The precautionary principle is a good guide to action. If in doubt (for example, because a new virus has shown up), the precautionary principle suggests we take the option that involves protecting others and protecting yourself most reliably. Is it over the top to take the advice of my best informed and most rigorous friend and not leave home at all? Here’s the thing–I can take that advice until I am clear that there is an option that protects the health system, other folks and myself equally well.

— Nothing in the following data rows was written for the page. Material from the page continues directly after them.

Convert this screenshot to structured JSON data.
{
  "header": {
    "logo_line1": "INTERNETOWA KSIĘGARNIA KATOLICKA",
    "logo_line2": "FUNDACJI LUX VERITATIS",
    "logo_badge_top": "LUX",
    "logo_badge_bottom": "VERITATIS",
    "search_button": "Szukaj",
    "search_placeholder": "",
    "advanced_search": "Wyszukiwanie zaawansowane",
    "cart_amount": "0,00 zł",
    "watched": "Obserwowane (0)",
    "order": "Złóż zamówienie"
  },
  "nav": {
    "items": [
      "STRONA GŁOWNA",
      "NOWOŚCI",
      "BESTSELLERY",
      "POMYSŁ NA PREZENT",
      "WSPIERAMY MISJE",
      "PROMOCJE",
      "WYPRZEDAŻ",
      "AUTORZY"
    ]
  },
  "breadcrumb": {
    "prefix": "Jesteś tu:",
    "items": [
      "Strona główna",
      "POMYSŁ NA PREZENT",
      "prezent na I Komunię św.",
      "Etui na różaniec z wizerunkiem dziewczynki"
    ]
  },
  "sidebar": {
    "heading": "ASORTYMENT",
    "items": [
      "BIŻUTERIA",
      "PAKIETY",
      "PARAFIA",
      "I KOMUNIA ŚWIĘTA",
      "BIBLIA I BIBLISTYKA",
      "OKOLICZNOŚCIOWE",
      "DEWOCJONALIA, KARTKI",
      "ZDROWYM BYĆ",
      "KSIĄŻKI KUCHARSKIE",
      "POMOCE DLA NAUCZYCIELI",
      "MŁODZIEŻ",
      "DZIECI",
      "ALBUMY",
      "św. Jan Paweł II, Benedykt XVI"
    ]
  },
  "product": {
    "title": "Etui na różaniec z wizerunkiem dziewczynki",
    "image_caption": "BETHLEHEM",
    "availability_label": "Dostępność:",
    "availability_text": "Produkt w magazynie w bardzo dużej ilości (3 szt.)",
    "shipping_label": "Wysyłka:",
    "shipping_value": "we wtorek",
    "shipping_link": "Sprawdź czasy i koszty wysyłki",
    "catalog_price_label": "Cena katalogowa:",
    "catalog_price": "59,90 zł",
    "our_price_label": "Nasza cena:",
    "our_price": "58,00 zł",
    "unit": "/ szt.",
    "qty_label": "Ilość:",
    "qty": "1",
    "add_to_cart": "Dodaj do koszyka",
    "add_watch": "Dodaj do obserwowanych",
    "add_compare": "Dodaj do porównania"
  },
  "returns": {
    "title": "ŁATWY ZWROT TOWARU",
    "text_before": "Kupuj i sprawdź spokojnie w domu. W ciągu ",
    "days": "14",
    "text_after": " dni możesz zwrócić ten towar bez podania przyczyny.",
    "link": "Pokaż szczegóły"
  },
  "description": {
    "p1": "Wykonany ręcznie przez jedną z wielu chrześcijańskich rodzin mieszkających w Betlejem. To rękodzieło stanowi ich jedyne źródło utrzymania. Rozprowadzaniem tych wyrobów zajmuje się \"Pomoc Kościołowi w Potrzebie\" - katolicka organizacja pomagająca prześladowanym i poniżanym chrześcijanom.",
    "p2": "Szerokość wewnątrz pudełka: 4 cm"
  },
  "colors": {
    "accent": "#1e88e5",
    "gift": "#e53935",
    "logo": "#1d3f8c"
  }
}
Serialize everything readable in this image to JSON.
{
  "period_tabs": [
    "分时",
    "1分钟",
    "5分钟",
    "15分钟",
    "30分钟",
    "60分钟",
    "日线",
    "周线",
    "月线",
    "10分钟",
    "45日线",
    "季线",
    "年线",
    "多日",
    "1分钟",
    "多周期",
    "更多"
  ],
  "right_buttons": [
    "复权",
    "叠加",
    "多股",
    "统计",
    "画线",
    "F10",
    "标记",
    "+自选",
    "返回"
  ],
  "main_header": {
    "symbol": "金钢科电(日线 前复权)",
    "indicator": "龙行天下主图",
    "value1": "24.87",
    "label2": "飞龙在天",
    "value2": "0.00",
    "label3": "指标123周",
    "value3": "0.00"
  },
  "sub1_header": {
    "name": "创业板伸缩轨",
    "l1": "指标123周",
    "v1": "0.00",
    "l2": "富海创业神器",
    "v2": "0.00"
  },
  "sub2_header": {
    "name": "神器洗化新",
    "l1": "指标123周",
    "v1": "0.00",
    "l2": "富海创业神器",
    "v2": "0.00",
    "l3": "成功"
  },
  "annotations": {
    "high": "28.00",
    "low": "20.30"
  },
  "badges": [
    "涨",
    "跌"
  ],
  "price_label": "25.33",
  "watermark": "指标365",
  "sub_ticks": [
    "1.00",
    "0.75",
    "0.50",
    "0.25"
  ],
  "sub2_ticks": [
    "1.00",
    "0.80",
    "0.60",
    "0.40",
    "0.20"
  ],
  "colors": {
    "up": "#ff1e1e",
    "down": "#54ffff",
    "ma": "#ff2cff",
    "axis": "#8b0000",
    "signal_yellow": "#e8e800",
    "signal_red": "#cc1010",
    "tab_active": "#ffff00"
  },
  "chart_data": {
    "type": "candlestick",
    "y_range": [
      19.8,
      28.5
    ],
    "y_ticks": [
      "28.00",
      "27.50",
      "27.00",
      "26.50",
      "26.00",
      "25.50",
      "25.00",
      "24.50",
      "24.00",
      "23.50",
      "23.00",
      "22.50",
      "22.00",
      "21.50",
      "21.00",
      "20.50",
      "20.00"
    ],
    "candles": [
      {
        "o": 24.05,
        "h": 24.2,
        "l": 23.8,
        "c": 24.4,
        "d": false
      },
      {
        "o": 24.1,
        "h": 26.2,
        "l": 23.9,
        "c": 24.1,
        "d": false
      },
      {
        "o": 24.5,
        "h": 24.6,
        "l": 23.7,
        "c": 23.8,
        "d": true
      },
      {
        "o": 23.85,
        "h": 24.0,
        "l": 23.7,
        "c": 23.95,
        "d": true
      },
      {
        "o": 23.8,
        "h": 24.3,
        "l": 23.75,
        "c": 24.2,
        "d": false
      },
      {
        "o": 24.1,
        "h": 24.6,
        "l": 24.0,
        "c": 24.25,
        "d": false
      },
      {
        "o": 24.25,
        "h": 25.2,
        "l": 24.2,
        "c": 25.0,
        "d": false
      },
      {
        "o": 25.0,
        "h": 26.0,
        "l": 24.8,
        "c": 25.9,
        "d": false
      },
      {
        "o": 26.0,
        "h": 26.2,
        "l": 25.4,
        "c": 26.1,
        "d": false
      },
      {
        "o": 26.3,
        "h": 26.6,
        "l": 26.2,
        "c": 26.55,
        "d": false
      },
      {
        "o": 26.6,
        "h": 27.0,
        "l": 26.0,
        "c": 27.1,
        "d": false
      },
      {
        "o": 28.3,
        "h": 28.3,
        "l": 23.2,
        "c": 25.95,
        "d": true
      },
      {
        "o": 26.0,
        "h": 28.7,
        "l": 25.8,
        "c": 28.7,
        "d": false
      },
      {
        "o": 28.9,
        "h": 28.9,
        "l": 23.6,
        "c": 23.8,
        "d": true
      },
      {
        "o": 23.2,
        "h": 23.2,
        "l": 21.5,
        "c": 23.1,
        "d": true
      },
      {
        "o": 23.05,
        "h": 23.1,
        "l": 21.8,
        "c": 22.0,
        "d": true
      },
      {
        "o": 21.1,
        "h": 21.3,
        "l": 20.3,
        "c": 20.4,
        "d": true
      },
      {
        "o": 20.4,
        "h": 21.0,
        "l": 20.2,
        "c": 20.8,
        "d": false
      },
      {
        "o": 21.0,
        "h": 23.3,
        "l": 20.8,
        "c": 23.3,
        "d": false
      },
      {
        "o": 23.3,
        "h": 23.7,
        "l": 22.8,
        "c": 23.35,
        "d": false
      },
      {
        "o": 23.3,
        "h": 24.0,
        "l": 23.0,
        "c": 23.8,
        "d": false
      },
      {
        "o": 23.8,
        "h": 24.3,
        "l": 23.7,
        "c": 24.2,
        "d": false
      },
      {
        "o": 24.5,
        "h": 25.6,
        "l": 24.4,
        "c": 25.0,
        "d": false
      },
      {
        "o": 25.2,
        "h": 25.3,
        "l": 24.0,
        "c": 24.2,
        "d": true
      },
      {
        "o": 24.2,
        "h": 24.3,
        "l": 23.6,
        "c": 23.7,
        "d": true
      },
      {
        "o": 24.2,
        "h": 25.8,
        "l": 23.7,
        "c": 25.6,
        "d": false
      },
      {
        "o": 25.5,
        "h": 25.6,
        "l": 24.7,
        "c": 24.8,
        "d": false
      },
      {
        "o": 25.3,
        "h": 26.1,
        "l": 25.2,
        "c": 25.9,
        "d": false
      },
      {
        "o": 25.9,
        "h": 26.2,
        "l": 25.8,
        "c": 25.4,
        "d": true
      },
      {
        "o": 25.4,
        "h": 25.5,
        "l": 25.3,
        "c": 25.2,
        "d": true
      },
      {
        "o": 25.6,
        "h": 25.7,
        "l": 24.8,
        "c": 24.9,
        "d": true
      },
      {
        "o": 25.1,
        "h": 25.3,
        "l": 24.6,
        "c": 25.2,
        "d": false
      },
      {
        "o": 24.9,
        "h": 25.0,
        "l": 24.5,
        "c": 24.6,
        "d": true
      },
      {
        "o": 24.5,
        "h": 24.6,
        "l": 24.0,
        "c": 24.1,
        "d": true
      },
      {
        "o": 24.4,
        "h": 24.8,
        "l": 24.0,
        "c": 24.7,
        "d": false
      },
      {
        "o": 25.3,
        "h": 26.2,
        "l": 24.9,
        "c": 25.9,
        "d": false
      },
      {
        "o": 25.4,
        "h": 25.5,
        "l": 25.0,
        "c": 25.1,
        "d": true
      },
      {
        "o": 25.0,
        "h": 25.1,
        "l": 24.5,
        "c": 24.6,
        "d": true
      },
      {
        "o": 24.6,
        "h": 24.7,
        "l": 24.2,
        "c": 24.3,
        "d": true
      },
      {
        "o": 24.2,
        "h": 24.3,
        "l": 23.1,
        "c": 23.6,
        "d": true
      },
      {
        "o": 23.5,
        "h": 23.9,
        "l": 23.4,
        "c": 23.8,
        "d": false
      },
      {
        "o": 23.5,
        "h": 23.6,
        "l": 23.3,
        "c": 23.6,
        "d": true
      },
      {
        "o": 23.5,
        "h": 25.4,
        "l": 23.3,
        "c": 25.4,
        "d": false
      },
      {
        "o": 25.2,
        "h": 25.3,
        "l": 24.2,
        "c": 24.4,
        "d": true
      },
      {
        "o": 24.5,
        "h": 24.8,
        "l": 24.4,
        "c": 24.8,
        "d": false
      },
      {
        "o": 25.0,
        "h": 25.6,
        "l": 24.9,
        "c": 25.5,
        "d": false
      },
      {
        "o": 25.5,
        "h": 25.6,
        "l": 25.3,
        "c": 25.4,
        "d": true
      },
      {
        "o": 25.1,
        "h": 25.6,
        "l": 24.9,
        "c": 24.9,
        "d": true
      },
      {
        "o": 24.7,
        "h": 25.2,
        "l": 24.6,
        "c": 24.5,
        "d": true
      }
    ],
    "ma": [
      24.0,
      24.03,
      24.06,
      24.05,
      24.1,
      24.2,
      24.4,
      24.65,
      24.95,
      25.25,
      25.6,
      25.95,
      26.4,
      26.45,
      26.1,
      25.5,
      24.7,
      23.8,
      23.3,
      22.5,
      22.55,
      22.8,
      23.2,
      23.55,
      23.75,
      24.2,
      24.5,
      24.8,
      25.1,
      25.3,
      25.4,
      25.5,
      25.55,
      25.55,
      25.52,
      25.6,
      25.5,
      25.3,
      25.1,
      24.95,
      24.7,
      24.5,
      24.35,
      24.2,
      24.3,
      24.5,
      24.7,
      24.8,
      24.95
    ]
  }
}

Each person is only as safe as the worst decision of their relevant contacts. I return to the HIV epidemic, prior to the availability of treatments and fully accurate information about transmission, when testing took a lot longer than it does now and was less accurate… It became clear to me that each person I might have a relationship with would bear the consequences of all my prior decisions, the decisions of my previous partners and my preparedness to be honest about them. I would in turn bear the consequences of their decisions. And in each case, we could be only as safe as the worst decision either of us had made. If I was unable to negotiate safer sex, or if I made it hard for the other person to tell me all that I might wish to know—then I would not be affecting only myself, and might be acting in ignorance.
We need to think about this when we consider shaming others about what we believe they are doing right now, instead of listening to them. We need to bear it in mind when we are tempted into magical thinking–for example, that believing something is safe, is the same thing as it being safe. Viruses don’t care about your feeling of moral superiority or your feelings for special people in your life. They only care what we do–and even then they are only interested in whether it lets them replicate and travel, or prevents that happening.
Lives can depend on our ability to hold difficult conversations in this context. This is where we find out whether we can hold difficult conversations. And if not, it is tough to build those skills as fast as a virus can move. It is good to face the fact that this is part of the difficulty: while our government prevaricates and sends out mixed messages… members of my family are reaching different decisions about what it is OK to do. Most of them cannot be told that their ideas are not in alignment with current science. If more people could hear this message, we would not be in such a pickle about the climate crisis, eh?
So I am working to honour those who have taken the time to have difficult conversations with me. I want to be a person who can hear when I am told I am doing the wrong thing and seriously consider this. I have lived a life of swimming against the stream in many ways, including by being a queer person–but this is not a reason for me to hold a rigid position of never listening to others’ concerns about my actions.
There are places in life where others know better: after leaving an abusive relationship long ago, I decided that any time friends raised a red flag about my relationship/s, I should take that seriously. In our own lives we become accustomed to bad treatment that corrodes self confidence and the level of judgment needed for self-protection. Those who ask us to reconsider our conduct and to take more protective action are taking a social risk. They are placing trust in us, and they do it from their love and concern for us. Best not to skate right by such moments. Some of them have changed my life.
Are you ready to think about something else? I have been listening to the podcast Dolly Parton’s America from WNYC hosted by Jad Abumrad. No, I am not really a Dolly Parton fan of any note, though I did have a youthful love affair with ‘Jolene’ as covered by Olivia Newton John. *Cough*. And I do have a soft spot for Nine to Five, both the film and the song. This is first class storytelling that not only digs into Dolly Parton as a phenomenon, a songwriter, a storyteller and a phenomenally successful public figure and musician–but does so much more. The team working on this show take the story in such unexpected directions, it is quite wonderful and very disarming. I am loving listening to Dolly Parton’s laugh! But there is also such interesting social history, musical lore, and even musicology.
In the course of listening to the podcast, I came across this wonderful album by Rhiannon Giddens with Francesco Turrisi. One standout track is Brown Baby (with Oud). Oh my goodness. So good.